Your work portfolio is admirable ranging from Interior Design work in private residences to trains like the Palace on Wheels and the Rajdhani and to heritage buildings like the Umaid Bhavan. How has been your journey like?
It’s been 29 years now since I have been working. From being an interior designer, I have graduated to undertaking civil and interior works both on consultancy and turnkey basis. I have been lucky to work on a very wide spectrum of projects ranging from trains, palaces, ships, residences, institutes, schools, hotels and offices.
The journey has been exciting and very enriching as I have tried to evolve and and learn at every stage from everyone around me – my staff, labour, clients and time.
It’s an exciting profession where one keeps evolving and growing as trends keep changing.
What challenges have you faced on such projects?
All projects have the same challenges. Timelines, budget and final end-product result ,which has to be above board and up to the expectations of the client.
Which has been your most memorable project and why?
All projects are like one’s babies but some are challenging and exciting.
Umaid Bhawan Palace, Jodhpur was exciting as it taught me a lot of period style and was very enriching working with one of the most respected royal families. Balsamand lake palace, Imperial hotel and other heritage properties in Rajasthan probably subconsciously made me put my best foot forward to design the Palace on Wheels conversion from metre gauge to broad gauge.
Similarly, G D Goenka School and the International school set the trend for business schools altogether at a different level as compared to the plain Jane schools one was use to seeming till 1990s.
Similarly some residences have been great to work on as my rapport with the client and their trust in me has been immense, so it becomes even more important for me to live up to their expectations. Ships like mint casino in Goa has taught me to face the challenges of a different kind.
You are known as the only Indian designer to be featured in the Volume of Barons greatest interior designers of the world? How does that feel?
It was quite an honour to get featured in the “greatest designers of the world” coffee table book and The Who’s Who of the world book. This happened in 1995/96 when I was honoured by the US Government for achieving the pinnacle of success and bringing India on top of the list from the last position.We rose from 10th position to the No. 1 position amongst the top 10 trains of the world. It felt very nice to be recognised and honoured.
I approach design entirely on my clients brief and the it’s end use with the desired look . That is the reason that my projects do not look the same or repetitive. It’s only when the client tells me to do whatever I feel will look good, and does not restrict me, I put a lot of extra effort and put my best foot forward and go that extra mile to achieve a unique design.

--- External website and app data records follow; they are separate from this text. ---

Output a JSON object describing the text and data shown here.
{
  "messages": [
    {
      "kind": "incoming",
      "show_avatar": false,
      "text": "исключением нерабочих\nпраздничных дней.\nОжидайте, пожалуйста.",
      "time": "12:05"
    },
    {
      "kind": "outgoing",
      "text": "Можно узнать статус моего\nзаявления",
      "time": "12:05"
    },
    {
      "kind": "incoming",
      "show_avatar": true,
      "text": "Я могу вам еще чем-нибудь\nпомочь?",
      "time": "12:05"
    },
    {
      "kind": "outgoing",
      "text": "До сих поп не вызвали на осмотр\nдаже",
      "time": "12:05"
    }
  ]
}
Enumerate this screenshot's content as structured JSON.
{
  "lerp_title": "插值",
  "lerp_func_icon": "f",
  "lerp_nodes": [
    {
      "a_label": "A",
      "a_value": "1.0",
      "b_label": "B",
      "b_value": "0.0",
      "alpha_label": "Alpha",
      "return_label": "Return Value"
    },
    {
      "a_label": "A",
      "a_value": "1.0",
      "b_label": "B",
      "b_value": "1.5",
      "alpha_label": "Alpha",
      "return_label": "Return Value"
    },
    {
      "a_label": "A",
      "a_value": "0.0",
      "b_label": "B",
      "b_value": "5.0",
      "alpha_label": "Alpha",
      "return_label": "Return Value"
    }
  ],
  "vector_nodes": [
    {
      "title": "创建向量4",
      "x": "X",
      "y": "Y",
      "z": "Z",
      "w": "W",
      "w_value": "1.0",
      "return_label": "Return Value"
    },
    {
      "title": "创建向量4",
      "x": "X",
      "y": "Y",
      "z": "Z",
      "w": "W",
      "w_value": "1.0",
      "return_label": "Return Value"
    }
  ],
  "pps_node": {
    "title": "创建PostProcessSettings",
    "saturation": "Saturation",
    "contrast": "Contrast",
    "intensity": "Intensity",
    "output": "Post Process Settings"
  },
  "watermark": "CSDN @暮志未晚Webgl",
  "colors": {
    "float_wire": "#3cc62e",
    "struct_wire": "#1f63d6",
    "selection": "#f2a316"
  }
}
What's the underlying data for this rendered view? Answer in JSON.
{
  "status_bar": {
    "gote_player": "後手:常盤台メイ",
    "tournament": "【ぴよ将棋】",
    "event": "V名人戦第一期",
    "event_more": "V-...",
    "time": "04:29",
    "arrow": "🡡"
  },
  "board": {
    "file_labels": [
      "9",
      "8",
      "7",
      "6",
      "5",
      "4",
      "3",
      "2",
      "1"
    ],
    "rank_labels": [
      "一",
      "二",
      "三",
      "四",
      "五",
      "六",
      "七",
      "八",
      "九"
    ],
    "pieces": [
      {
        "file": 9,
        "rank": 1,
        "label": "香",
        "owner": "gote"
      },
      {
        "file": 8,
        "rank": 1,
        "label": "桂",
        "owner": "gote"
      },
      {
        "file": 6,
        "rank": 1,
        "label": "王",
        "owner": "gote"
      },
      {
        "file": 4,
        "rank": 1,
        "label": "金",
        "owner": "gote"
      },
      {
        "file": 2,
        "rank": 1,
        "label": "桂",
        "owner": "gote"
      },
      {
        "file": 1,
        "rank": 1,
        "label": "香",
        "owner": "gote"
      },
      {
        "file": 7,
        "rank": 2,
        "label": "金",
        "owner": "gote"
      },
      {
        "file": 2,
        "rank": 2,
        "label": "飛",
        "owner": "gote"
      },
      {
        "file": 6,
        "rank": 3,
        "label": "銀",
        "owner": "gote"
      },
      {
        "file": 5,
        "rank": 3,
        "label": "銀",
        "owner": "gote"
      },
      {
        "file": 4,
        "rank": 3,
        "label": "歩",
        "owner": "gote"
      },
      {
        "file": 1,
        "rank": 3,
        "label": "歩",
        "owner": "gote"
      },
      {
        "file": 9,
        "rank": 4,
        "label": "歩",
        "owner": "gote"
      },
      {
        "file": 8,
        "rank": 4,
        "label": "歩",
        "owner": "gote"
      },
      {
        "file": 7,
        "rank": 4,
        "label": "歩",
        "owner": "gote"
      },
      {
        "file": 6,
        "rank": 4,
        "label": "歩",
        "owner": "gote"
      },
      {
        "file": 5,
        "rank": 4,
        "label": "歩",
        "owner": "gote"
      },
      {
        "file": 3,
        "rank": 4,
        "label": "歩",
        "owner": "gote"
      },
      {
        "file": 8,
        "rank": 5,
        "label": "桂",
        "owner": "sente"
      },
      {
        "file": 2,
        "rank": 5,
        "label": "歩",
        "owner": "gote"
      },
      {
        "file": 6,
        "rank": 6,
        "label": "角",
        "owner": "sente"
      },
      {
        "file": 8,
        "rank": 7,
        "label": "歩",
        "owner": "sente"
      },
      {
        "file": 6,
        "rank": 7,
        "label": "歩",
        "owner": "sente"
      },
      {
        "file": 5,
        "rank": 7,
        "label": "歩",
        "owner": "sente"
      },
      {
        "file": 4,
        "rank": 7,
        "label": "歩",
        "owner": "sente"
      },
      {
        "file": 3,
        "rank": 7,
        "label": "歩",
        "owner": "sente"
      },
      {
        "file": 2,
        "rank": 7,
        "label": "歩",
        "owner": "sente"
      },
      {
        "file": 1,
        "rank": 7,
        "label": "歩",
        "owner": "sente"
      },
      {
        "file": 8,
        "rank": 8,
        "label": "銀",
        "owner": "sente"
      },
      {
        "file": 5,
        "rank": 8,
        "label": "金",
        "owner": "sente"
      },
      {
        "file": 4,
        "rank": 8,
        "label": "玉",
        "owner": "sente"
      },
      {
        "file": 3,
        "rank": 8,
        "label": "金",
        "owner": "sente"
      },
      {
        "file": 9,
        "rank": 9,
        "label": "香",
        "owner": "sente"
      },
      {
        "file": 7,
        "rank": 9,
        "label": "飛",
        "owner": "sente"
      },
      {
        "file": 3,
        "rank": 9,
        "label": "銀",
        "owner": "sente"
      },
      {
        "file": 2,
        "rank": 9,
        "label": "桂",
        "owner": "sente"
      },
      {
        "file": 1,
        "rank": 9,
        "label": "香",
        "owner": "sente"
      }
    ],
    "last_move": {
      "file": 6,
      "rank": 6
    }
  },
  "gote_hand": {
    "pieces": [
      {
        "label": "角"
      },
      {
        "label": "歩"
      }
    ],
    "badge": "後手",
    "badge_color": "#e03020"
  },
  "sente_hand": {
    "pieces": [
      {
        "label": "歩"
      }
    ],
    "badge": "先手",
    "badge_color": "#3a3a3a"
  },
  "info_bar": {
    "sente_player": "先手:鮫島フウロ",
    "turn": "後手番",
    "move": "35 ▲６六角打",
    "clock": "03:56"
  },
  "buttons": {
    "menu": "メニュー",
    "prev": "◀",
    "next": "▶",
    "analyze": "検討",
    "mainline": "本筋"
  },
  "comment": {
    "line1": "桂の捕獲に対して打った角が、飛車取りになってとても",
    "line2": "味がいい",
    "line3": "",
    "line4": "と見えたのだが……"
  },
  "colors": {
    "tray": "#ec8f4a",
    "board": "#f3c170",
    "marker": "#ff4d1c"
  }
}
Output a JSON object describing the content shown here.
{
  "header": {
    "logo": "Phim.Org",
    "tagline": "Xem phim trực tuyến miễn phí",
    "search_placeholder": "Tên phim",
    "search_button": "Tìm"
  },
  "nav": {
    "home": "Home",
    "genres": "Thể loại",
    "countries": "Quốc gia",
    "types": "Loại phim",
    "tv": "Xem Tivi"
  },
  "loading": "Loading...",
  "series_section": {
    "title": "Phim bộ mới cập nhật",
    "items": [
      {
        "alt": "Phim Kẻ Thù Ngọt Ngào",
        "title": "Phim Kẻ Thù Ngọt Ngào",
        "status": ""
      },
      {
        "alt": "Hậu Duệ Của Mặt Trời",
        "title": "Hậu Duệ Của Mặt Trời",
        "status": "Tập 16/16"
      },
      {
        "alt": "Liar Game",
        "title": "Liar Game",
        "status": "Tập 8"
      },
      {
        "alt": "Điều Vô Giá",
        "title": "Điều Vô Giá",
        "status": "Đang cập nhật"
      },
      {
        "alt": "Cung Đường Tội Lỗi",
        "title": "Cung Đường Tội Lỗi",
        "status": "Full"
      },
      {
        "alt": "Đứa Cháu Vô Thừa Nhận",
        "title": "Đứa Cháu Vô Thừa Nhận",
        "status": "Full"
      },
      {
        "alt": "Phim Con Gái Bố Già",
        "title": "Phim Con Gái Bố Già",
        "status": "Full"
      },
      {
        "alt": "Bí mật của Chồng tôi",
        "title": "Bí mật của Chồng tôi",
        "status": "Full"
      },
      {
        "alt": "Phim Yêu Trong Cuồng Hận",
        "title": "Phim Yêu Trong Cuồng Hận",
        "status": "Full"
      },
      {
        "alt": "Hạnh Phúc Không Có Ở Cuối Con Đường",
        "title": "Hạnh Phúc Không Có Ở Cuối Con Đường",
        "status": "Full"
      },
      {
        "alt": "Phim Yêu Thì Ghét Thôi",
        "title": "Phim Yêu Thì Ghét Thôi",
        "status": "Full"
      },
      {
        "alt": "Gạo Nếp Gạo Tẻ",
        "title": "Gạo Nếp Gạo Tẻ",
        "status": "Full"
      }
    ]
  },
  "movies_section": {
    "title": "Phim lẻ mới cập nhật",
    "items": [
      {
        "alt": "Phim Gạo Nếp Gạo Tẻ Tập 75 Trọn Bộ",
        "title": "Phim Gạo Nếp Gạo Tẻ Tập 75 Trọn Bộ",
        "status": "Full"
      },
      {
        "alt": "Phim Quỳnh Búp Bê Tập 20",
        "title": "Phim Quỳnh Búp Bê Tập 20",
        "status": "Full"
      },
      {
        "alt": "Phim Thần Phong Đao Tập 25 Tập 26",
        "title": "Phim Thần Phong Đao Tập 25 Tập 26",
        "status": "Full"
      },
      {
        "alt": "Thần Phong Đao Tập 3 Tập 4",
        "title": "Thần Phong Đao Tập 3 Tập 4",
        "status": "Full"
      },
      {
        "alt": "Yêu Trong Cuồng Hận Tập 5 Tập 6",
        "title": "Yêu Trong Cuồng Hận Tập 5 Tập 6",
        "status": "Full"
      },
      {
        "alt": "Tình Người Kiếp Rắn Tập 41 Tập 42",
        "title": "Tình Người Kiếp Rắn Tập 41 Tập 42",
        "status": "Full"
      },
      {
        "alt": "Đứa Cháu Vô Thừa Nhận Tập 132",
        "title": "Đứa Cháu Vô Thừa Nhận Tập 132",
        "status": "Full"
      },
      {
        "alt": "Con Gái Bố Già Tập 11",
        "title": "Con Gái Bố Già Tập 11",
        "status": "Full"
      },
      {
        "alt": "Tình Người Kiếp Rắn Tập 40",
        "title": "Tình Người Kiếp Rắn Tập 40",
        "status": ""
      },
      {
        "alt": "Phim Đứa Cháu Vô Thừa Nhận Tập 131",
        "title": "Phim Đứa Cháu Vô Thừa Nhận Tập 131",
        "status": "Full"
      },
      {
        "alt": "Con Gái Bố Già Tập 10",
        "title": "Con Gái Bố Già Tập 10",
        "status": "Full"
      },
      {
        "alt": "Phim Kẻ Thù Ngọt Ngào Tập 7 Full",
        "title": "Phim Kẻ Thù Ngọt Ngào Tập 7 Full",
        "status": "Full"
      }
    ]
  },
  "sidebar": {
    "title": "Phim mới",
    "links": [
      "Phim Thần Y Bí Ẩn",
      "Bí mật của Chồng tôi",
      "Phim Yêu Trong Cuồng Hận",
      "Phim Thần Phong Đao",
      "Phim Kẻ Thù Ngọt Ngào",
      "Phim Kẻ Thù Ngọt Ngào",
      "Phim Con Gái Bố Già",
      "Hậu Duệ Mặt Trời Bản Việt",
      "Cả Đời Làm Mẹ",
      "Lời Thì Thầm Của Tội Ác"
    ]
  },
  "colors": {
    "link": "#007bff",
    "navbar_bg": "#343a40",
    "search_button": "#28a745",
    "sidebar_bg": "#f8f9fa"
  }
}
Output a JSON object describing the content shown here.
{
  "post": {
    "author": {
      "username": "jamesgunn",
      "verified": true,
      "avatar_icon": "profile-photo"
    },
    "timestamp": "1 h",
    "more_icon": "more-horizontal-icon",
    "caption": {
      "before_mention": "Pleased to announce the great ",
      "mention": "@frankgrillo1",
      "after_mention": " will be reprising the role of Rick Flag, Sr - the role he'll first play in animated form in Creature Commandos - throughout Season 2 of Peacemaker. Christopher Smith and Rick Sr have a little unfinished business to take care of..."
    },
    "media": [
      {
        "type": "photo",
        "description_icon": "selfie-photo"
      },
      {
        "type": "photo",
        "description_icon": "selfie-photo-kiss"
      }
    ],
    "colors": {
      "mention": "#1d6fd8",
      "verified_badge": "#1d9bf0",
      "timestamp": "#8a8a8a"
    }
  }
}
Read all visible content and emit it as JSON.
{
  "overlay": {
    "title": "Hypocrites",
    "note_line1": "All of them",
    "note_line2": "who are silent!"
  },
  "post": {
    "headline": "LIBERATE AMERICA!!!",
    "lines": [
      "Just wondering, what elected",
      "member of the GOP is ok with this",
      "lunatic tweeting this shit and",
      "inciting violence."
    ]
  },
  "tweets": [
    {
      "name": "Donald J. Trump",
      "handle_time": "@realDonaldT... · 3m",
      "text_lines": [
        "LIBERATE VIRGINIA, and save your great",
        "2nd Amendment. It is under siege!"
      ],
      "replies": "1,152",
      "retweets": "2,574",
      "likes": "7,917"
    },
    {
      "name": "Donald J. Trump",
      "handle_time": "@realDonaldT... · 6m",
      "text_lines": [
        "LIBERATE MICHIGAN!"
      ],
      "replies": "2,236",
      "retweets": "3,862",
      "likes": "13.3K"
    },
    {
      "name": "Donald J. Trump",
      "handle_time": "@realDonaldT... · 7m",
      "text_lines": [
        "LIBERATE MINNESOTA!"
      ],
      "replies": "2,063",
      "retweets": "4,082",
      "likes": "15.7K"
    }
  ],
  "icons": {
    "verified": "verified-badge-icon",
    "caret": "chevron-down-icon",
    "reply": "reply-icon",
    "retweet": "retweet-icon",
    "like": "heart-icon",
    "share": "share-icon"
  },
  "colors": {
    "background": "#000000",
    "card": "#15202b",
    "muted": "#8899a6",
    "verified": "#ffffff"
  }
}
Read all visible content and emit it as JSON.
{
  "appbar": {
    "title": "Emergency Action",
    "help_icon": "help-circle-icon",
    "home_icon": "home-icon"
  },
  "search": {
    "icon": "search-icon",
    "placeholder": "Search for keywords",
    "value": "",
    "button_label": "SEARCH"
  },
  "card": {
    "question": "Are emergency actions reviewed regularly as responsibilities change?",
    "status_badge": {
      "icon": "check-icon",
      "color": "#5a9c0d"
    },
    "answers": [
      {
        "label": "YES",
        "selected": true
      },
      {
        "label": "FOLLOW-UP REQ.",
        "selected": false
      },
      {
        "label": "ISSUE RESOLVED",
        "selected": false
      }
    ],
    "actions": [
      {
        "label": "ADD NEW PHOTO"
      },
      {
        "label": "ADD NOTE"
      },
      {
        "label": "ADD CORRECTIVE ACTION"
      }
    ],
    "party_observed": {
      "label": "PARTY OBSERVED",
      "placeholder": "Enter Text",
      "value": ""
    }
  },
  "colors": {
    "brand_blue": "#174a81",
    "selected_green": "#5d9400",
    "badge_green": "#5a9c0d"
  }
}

What inspires you or keeps you motivated to come up with such brilliant designs?
My client’s trust in me and the motivation to do something better , more trendy and unique is challenging enough for me. To integrate civil, interiors and landscape into one design and present it as an integral part of design is challenging for me. Also to evolve as a professional is essential.
What skills, technical and otherwise, should aspiring designers need to have?
In my opinion, young designers need focus, dedication and respect for time and timelines, to be successful . Of course constant research, and growth and awareness for all new trends and styles is very crucial .
Do you also mentor youngsters or take them as interns to learn the nuances of this field?
I do take on interns but very few if I may say so have focus and are serious. Unfortunately they feel a year of working with me makes them knowledgeable and capable to branch out on their own.
What advice would you want to give to the aspiring interior designers?
Advise to young designers is to stay focused and serious. Do not resort to short cuts and under cutting. Learn to make your own identity and be honest. There is no short-cut to hard work and honesty. Leave the rest to destiny as it will always reap benefits if you are true and honest in your approach to your self and your work.
You can visit Payal Kapoor’s website here.